I don’t know that you learn anything from a night like this. When the opponent clearly is still stowed away neatly in the overhead against the Hawks, it’s going to be over in a hurry unless the Hawks are also a couple tacos short of a combo plate. Sadly for the Avs, the Hawks most certainly were not.
This game was probably over when it was scheduled and the Avs weren’t allowed to travel until this morning. While I wrote into tonight’s Indian how I thought the union’s call for a three-day Christmas break was harming the league (no exposure at a time when everyone’s sitting around begging for a distraction from their family), I understand wanting Christmas Eve and Christmas day at home with loved ones. I would have thought extending it to Boxing Day would save everyone the hassle of traveling on Christmas night. But to extend a travel ban through the next day? You’re essentially sentencing more than a few teams to be up against it, and Colorado was one of them. I don’t think it’s asking too much for teams to be allowed to fly into town the night of the 26th. It would give them more of a fighting chance.
But sympathy only runs so deep for Colorado, I suppose. I can’t decide if starting Giguere was Patrick Roy’s admission that the legs wouldn’t be there, as the Avs don’t play tomorrow night. Or was it an attempt to get the legs going by not having quite the security blanket behind the skaters (though Giguere’s been pretty good in his own right this year)? I suppose it doesn’t matter.
Anyway, let’s get some bullets out of the way before we get to what you all came for.
The Two Obs
-Luckily for all of us, the Hawks are about as ruthless as it gets, especially when they have a heavy defeat from the team they are playing still ringing in their ears. Toews, Hossa, and Sharp were obviously in no mood of Christmas cheer, and Jan Hejda and Erik Johnson rolling out a red carpet to the net for Sharp certainly helps. Those two Avs d-men were -8 combined.
-Of course, you knew Patrick Kane wasn’t going to let Sharp and Toews have the night to themselves, and he ended up with nine shots. Nine. Also, the Versteeg-Handzus-Kane line had an over 80% Corsi-percentage, which I’m not even sure I’ve seen before. Versteeg is really blossoming on Kane’s opposite wing. While he’ll still have some shifts where he tries to out-Kane Kane, most of the time he’s just getting to areas to be found. Or he’s getting the puck to Kane, which is obviously never a bad idea.
I guess what’s just so wonderful about this team, among many things, is that somewhere down the road Versteeg and Saad could possibly be flipped on lines two and three, and it probably wouldn’t matter a jot.
-On a night where Patrick Sharp pretty heavily demonstrated why he should be on Team Canada (that chasing down of Duchene may have clinched it because who catches Duchene from behind without taking a penalty?), Gabe Landeskog showed everyone why Seabrook probably shouldn’t be.
-Tonight Q decided to match fire with fire and have Toews’s line take Duchene’s. Maybe it wouldn’t have been such an Atomic Drop if the Avs were a little more with it, but you can see what could be done in other occasions. Probably didn’t think Smith and Bollig had the speed to keep up.

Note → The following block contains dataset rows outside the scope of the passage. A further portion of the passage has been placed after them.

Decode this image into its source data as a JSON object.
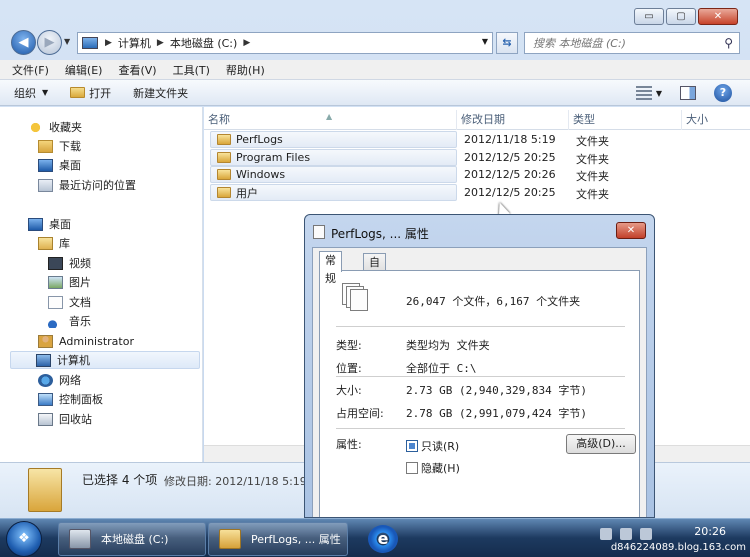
{
  "window": {
    "caption_min": "▭",
    "caption_max": "▢",
    "caption_close": "✕"
  },
  "nav": {
    "address": [
      "计算机",
      "本地磁盘 (C:)"
    ],
    "search_placeholder": "搜索 本地磁盘 (C:)"
  },
  "menu": [
    "文件(F)",
    "编辑(E)",
    "查看(V)",
    "工具(T)",
    "帮助(H)"
  ],
  "toolbar": {
    "organize": "组织",
    "open": "打开",
    "new_folder": "新建文件夹"
  },
  "sidebar": {
    "favorites": "收藏夹",
    "downloads": "下载",
    "desktop_fav": "桌面",
    "recent": "最近访问的位置",
    "desktop": "桌面",
    "libraries": "库",
    "video": "视频",
    "pictures": "图片",
    "documents": "文档",
    "music": "音乐",
    "user": "Administrator",
    "computer": "计算机",
    "network": "网络",
    "control_panel": "控制面板",
    "recycle_bin": "回收站"
  },
  "columns": {
    "name": "名称",
    "date": "修改日期",
    "type": "类型",
    "size": "大小"
  },
  "files": [
    {
      "name": "PerfLogs",
      "date": "2012/11/18 5:19",
      "type": "文件夹"
    },
    {
      "name": "Program Files",
      "date": "2012/12/5 20:25",
      "type": "文件夹"
    },
    {
      "name": "Windows",
      "date": "2012/12/5 20:26",
      "type": "文件夹"
    },
    {
      "name": "用户",
      "date": "2012/12/5 20:25",
      "type": "文件夹"
    }
  ],
  "details": {
    "selected": "已选择 4 个项",
    "modified": "修改日期: 2012/11/18 5:19"
  },
  "dialog": {
    "title": "PerfLogs, ... 属性",
    "close": "✕",
    "tab_general": "常规",
    "tab_custom": "自定义",
    "summary": "26,047 个文件，6,167 个文件夹",
    "type_label": "类型:",
    "type_value": "类型均为 文件夹",
    "location_label": "位置:",
    "location_value": "全部位于 C:\\",
    "size_label": "大小:",
    "size_value": "2.73 GB (2,940,329,834 字节)",
    "disk_label": "占用空间:",
    "disk_value": "2.78 GB (2,991,079,424 字节)",
    "attr_label": "属性:",
    "readonly": "只读(R)",
    "hidden": "隐藏(H)",
    "advanced": "高级(D)..."
  },
  "taskbar": {
    "start": "❖",
    "items": [
      "本地磁盘 (C:)",
      "PerfLogs, ... 属性"
    ],
    "ie": "e",
    "clock": "20:26",
    "watermark": "d846224089.blog.163.com"
  },
  "colors": {
    "accent": "#1e5aa8",
    "close_red": "#c7432a"
  }
}
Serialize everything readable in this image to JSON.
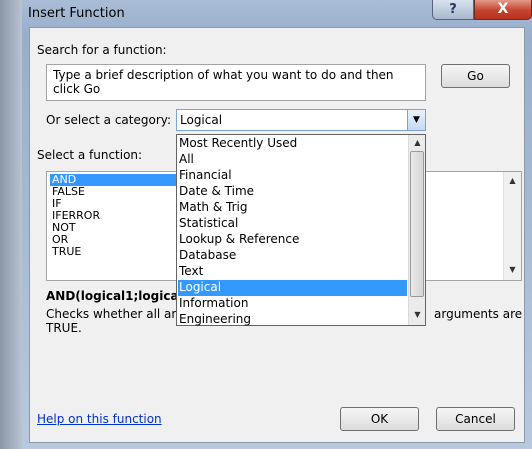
{
  "window": {
    "title": "Insert Function",
    "help_glyph": "?",
    "close_glyph": "X"
  },
  "search": {
    "label": "Search for a function:",
    "value": "Type a brief description of what you want to do and then click Go",
    "go_label": "Go"
  },
  "category": {
    "label": "Or select a category:",
    "selected": "Logical",
    "options": [
      "Most Recently Used",
      "All",
      "Financial",
      "Date & Time",
      "Math & Trig",
      "Statistical",
      "Lookup & Reference",
      "Database",
      "Text",
      "Logical",
      "Information",
      "Engineering"
    ],
    "selected_index": 9
  },
  "functions": {
    "label": "Select a function:",
    "items": [
      "AND",
      "FALSE",
      "IF",
      "IFERROR",
      "NOT",
      "OR",
      "TRUE"
    ],
    "selected_index": 0
  },
  "syntax": "AND(logical1;logica",
  "description_left": "Checks whether all arg",
  "description_right": "arguments are",
  "description_line2": "TRUE.",
  "footer": {
    "help_link": "Help on this function",
    "ok_label": "OK",
    "cancel_label": "Cancel"
  },
  "colors": {
    "selection": "#3399ff",
    "link": "#0033cc",
    "close": "#c5442f"
  }
}
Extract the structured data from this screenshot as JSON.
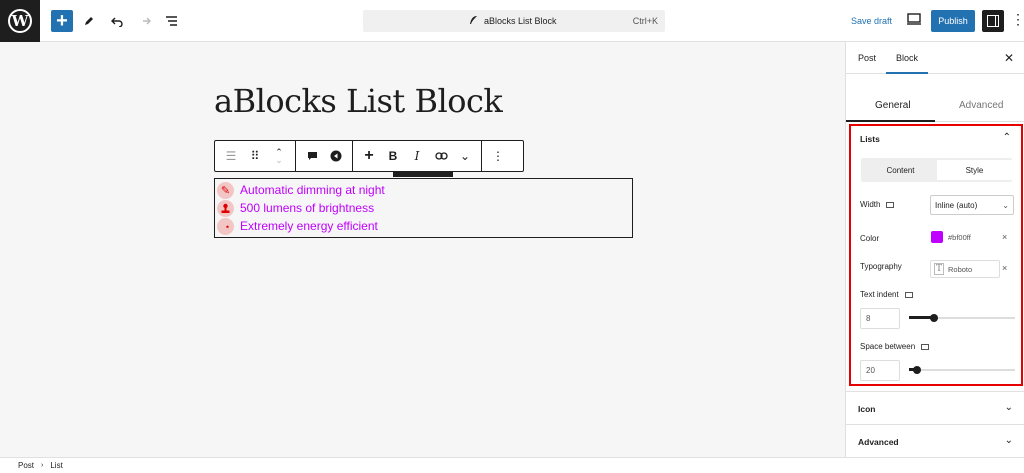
{
  "topbar": {
    "logo": "W",
    "add_label": "+",
    "doc_title": "aBlocks List Block",
    "shortcut": "Ctrl+K",
    "save_draft": "Save draft",
    "publish": "Publish"
  },
  "editor": {
    "title": "aBlocks List Block",
    "list_items": [
      {
        "text": "Automatic dimming at night",
        "icon": "pencil-icon"
      },
      {
        "text": "500 lumens of brightness",
        "icon": "stamp-icon"
      },
      {
        "text": "Extremely energy efficient",
        "icon": "crescent-icon"
      }
    ],
    "list_color": "#bf00ff"
  },
  "sidebar": {
    "tabs": [
      "Post",
      "Block"
    ],
    "active_tab": "Block",
    "subtabs": [
      "General",
      "Advanced"
    ],
    "active_subtab": "General",
    "lists_panel": {
      "title": "Lists",
      "segments": [
        "Content",
        "Style"
      ],
      "active_segment": "Style",
      "width_label": "Width",
      "width_value": "Inline (auto)",
      "color_label": "Color",
      "color_value": "#bf00ff",
      "typography_label": "Typography",
      "typography_value": "Roboto",
      "text_indent_label": "Text indent",
      "text_indent_value": "8",
      "text_indent_fraction": 0.16,
      "space_between_label": "Space between",
      "space_between_value": "20",
      "space_between_fraction": 0.0
    },
    "sections": [
      "Icon",
      "Advanced"
    ]
  },
  "footer": {
    "breadcrumb": [
      "Post",
      "List"
    ]
  }
}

-I don’t want to bring everything down, but I want to address something. In tonight’s Indian, on the front page and in the Headley Lamarr section, I made numerous jokes and references to Varlamov and that whole mess. I called him a lot of names. And in the past I’ve dismissed the charges being dropped as no sign of his innocence. And I really shouldn’t. To leap and then stick to a conclusion of him being a demon spawn who should be removed from Earth is really no better than those who immediately shifted the blame to the victim.
These things have a much larger gray area than we want to admit. I wanted to pick up a cause that means a lot to me, and I may have weakened it by inflaming both sides (however small what I say people pay attention to). These cases do end up so hard to prove and get a conviction because of that gray area. Memories of traumatic events are usually hazy. It’s one person’s story against another and little else. It’s usually murky.
Do I think Varlamov is a good person? No, and I won’t ever. You don’t get arrested generally for doing nothing. Do I think something may have happened that night? Yes, I do. But I have no idea what. And to just assume the worst is not right. And to do it to in some way glorify myself as a champion of women’s rights or something (which I have to admit is what is was partially) is even less right. It could just as likely be that the victim exaggerated or even made up facets of this case, which damages those who are victims of even worse abuse as it colors others even more against victims of this horrific crime. Or it could be that Varlamov is the monster I portrayed him as. I don’t know, and I shouldn’t pretend to simply because I want to.
Do wife-beaters get away with it? All the time. And that’s awful. Do sports need to take these more seriously? Of course they do and right now. But that doesn’t make everyone one. And I can be better at picking my fights than I was tonight. That is not to apologize for what McClure or Kills have said here or in the Indian. Their opinion is their opinion and I certainly understand where they’re coming from. I was just there. I just don’t feel right about what I wrote tonight. And for that, I am sorry.
Ok, enough of that.